The solar system emerged from a well-blended soup of dust and gas despite being cobbled together from the remains of multiple exploded stars, new meteorite measurements suggest.
Meteorites form a fossil record of the conditions that existed when they formed. By looking at the chemical makeup of some rocks, evidence has mounted in recent years that sun and the rest of the solar system formed from a cloud of debris blasted away from a number of supernovae.
But it is still unclear what that cloud – the solar nebula – looked like or how many stars might have been involved in the Sun’s birth. Now, a team led by Martin Bizzarro of the Natural History Museum of Denmark has found one clue.
Bizzarro and colleagues measured the levels of titanium in meteorites from the moon and Mars as well as inclusions in some meteorites that are thought to be the oldest rocks in the solar system.
Titanium is a good probe for conditions billions of years ago because it does not evaporate easily. It also has a number of stable isotopes – forms of the element that contain different numbers of neutrons – that can be used to cross-check each other.
Although the concentration of titanium varied from rock to rock, the team found that two isotopes of titanium – titanium-50 and titanium-46 – were always found in the same ratio.
“It is quite astonishing,” since these two different isotopes probably formed in different stellar explosions, Bizzarro told New Scientist. Titanium-46, which contains 22 protons and 24 neutrons, is created inside the cores of massive collapsing stars.
Titanium-50, which contains 22 protons and 28 neutrons, is commonly created when white dwarf stars explode as type Ia supernovae after gorging on a companion star.
If these two types of titanium come from two sources but are always found in the same ratio, the solar nebula must have been very well mixed. The level of mixing seems to exceed what meteorite researchers have seen in the isotopes of other elements, Bizzarro says.
“People thought that the isotope anomalies typically reflected that the cloud from which the solar system formed was not very well homogenised,” says Bizzarro. He suspects the differences that are seen between the planets, asteroids, and other rocks came later, when the young sun was more active, sending out vaporising solar flares.
But there may be alternative explanations for the seemingly universal ratio of titanium concentrations.

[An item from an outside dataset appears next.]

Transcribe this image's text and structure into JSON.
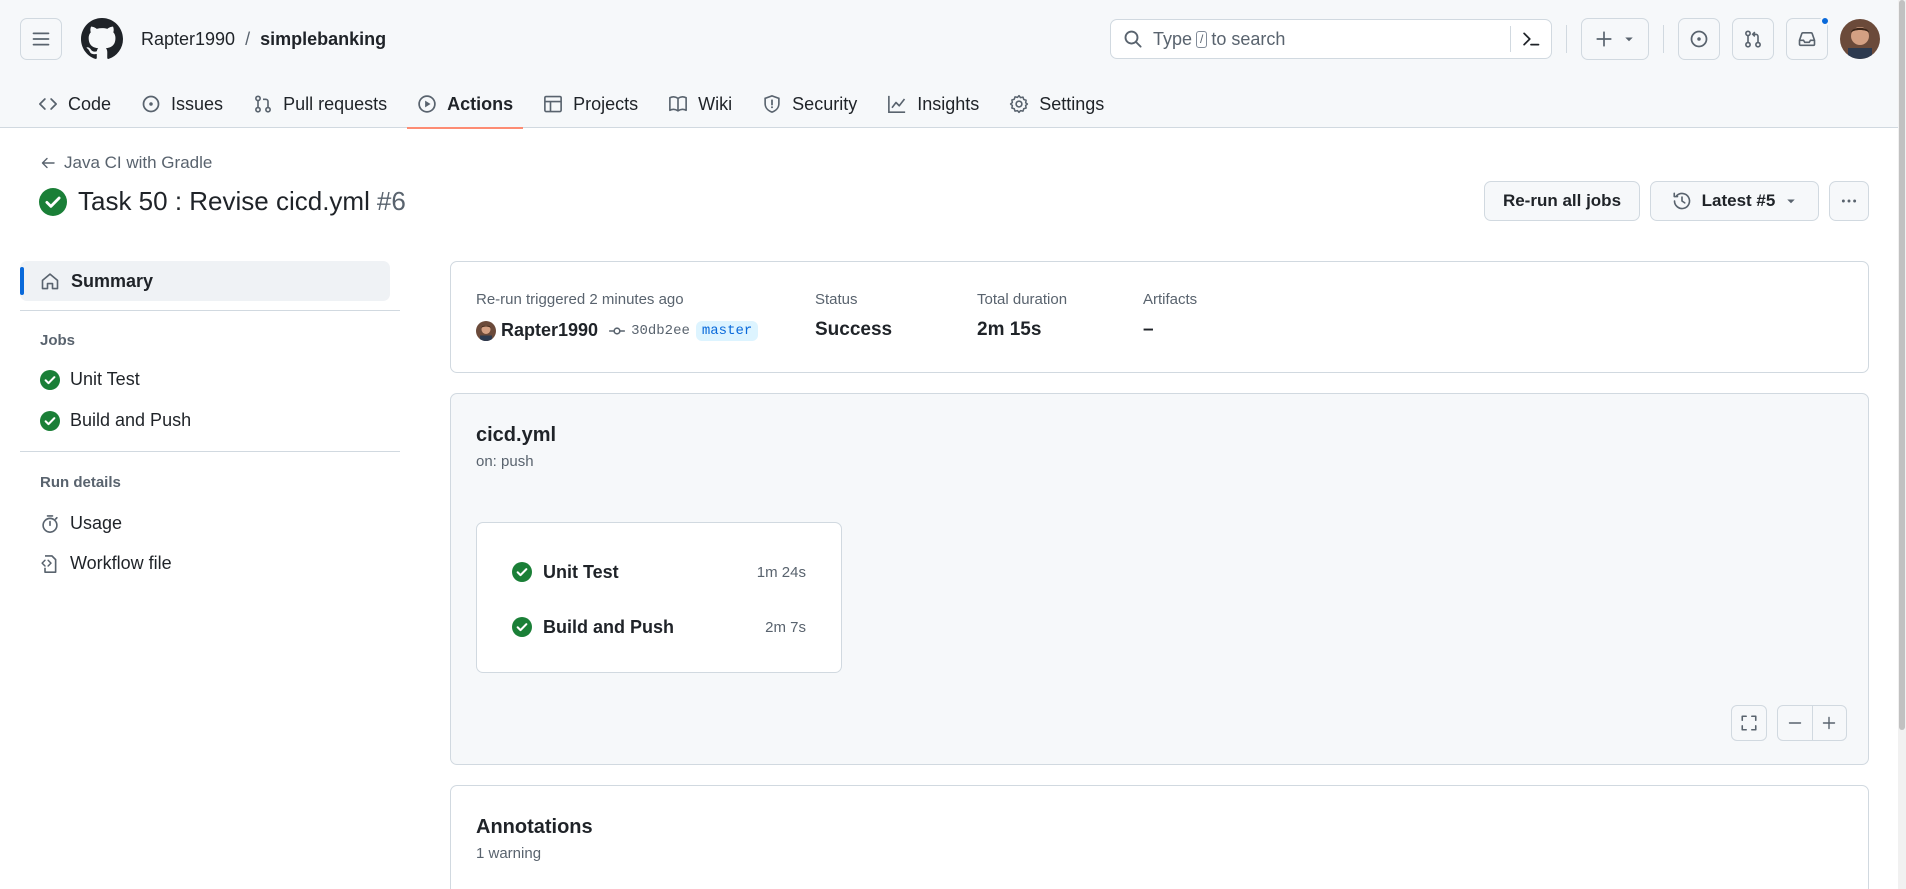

The mix could also be explained if a stray cloud of dust containing both varieties of titanium hit the early solar system, says Jeff Hester of Arizona State University in Tempe.
“Then you could have wild inhomogeneity in how the dust was distributed in the solar disc, while preserving the association between the two isotopes of titanium,” he says.